O (Observation): God makes good on God’s promises.  We see this through the covenants God has made with creation and specifically through the Hebrew people…through Noah, Abraham, David, Jeremiah, fulfilled in the person of Jesus, the Christ, the anointed one.  

In this particular instance, Solomon is speaking – honored that God is working through him, David’s son.   Solomon acknowledges God’s covnenant with his father, and is honored to be a part of fulfilling this path to building a house of worship.    

A (Application):   What is your path?   Is today’s path part of God’s larger picture for your life?  

Sometimes, we can get bogged down in worry and fear that this path – today – is not good or right.   But I would beg you to take stock of what God is up to.  Is your path today an opportunity to meet someone?  To experience something that God can take and redeem?   Will your path reveal someone to you today, who will lead you into new revelations?

Last night I met several such people at the Rutherford County Interfaith Council panel discussion on “Building Bridges of Tolerance.”  We quickly learned that the word “tolerance” was in and of itself a poor choice of a word, for our goal is to embrace one another, not merely to tolerate one another.   

To anyone who is fearful of reaching across cultural or religious boundaries, talk to me or someone who has been about that work.  Let them go with you.  I will be happy to set up appointments to break the ice.  

In these interactions, we will see that God’s story is a part of all of us.  That we have a place in the big picture.   That we all matter.   
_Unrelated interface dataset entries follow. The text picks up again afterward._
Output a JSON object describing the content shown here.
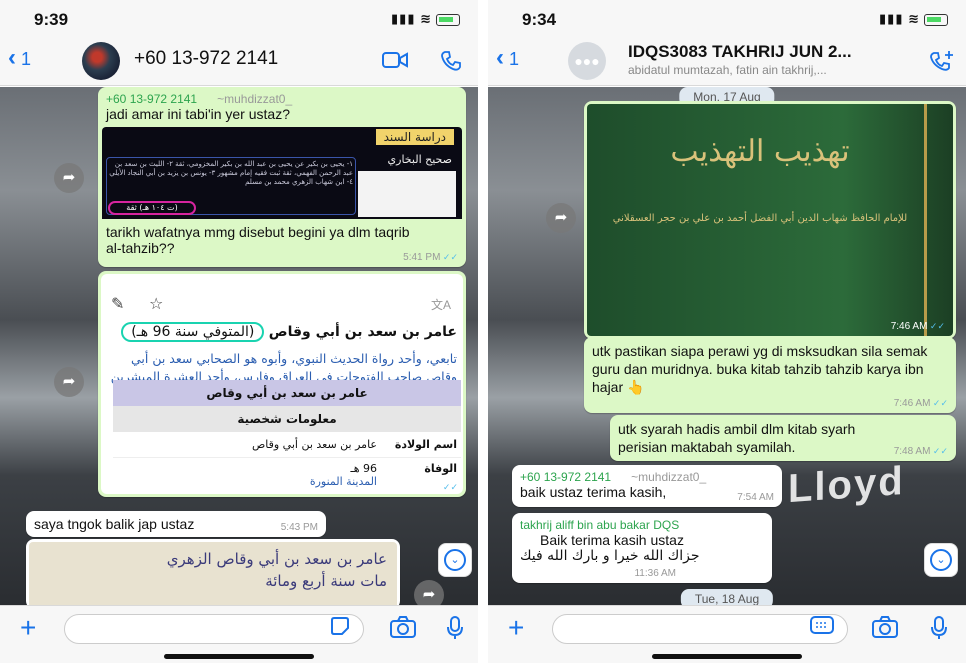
{
  "left": {
    "time": "9:39",
    "nav": {
      "back_count": "1",
      "contact_name": "+60 13-972 2141"
    },
    "messages": {
      "m1": {
        "sender": "+60 13-972 2141",
        "alias": "~muhdizzat0_",
        "text": "jadi amar ini tabi'in yer ustaz?"
      },
      "m1_image": {
        "heading": "دراسة السند",
        "sub": "صحيح البخاري",
        "highlight": "(ت ١٠٤ هـ) ثقة"
      },
      "m2": {
        "text": "tarikh wafatnya mmg disebut begini ya dlm taqrib al-tahzib??",
        "time": "5:41 PM"
      },
      "m3_card": {
        "name_line": "عامر بن سعد بن أبي وقاص",
        "died": "(المتوفي سنة 96 هـ)",
        "body": "تابعي، وأحد رواة الحديث النبوي، وأبوه هو الصحابي سعد بن أبي وقاص صاحب الفتوحات في العراق وفارس، وأحد العشرة المبشرين بالجنة.",
        "table_title": "عامر بن سعد بن أبي وقاص",
        "table_section": "معلومات شخصية",
        "row1_label": "اسم الولادة",
        "row1_value": "عامر بن سعد بن أبي وقاص",
        "row2_label": "الوفاة",
        "row2_value": "96 هـ",
        "row2_place": "المدينة المنورة",
        "time": "5:42 PM"
      },
      "m4": {
        "text": "saya tngok balik jap ustaz",
        "time": "5:43 PM"
      },
      "m5_image": {
        "line1": "عامر بن سعد بن أبي وقاص الزهري",
        "line2": "مات سنة أربع ومائة"
      }
    }
  },
  "right": {
    "time": "9:34",
    "nav": {
      "back_count": "1",
      "group_name": "IDQS3083 TAKHRIJ JUN 2...",
      "members": "abidatul mumtazah, fatin ain takhrij,..."
    },
    "date1": "Mon, 17 Aug",
    "book": {
      "title": "تهذيب التهذيب",
      "subtitle": "للإمام الحافظ شهاب الدين أبي الفضل أحمد بن علي بن حجر العسقلاني",
      "time": "7:46 AM"
    },
    "m1": {
      "text": "utk pastikan siapa perawi yg di msksudkan sila semak guru dan muridnya. buka kitab tahzib tahzib karya ibn hajar 👆",
      "time": "7:46 AM"
    },
    "m2": {
      "text": "utk syarah hadis ambil dlm kitab syarh perisian maktabah syamilah.",
      "time": "7:48 AM"
    },
    "m3": {
      "sender": "+60 13-972 2141",
      "alias": "~muhdizzat0_",
      "text": "baik ustaz terima kasih,",
      "time": "7:54 AM"
    },
    "m4": {
      "sender": "takhrij aliff bin abu bakar DQS",
      "text": "Baik terima kasih ustaz",
      "arabic": "جزاك الله خيرا و بارك الله فيك",
      "time": "11:36 AM"
    },
    "date2": "Tue, 18 Aug",
    "bg_text": "Lloyd"
  },
  "colors": {
    "accent": "#1a73e8",
    "outgoing": "#dcf8c6",
    "incoming": "#ffffff",
    "sender_green": "#2da44e",
    "highlight_cyan": "#19d3b0",
    "highlight_magenta": "#d6249f"
  },
  "icons": [
    "back-chevron",
    "video-icon",
    "phone-icon",
    "add-call-icon",
    "forward-icon",
    "scroll-down-icon",
    "plus-icon",
    "sticker-icon",
    "camera-icon",
    "mic-icon",
    "pencil-icon",
    "star-icon",
    "translate-icon"
  ]
}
So, if you haven’t reached out, what’s holding you back?

P (Prayer):  Lord, give us bold brace spirits, willing to listen and follow you.  Amen.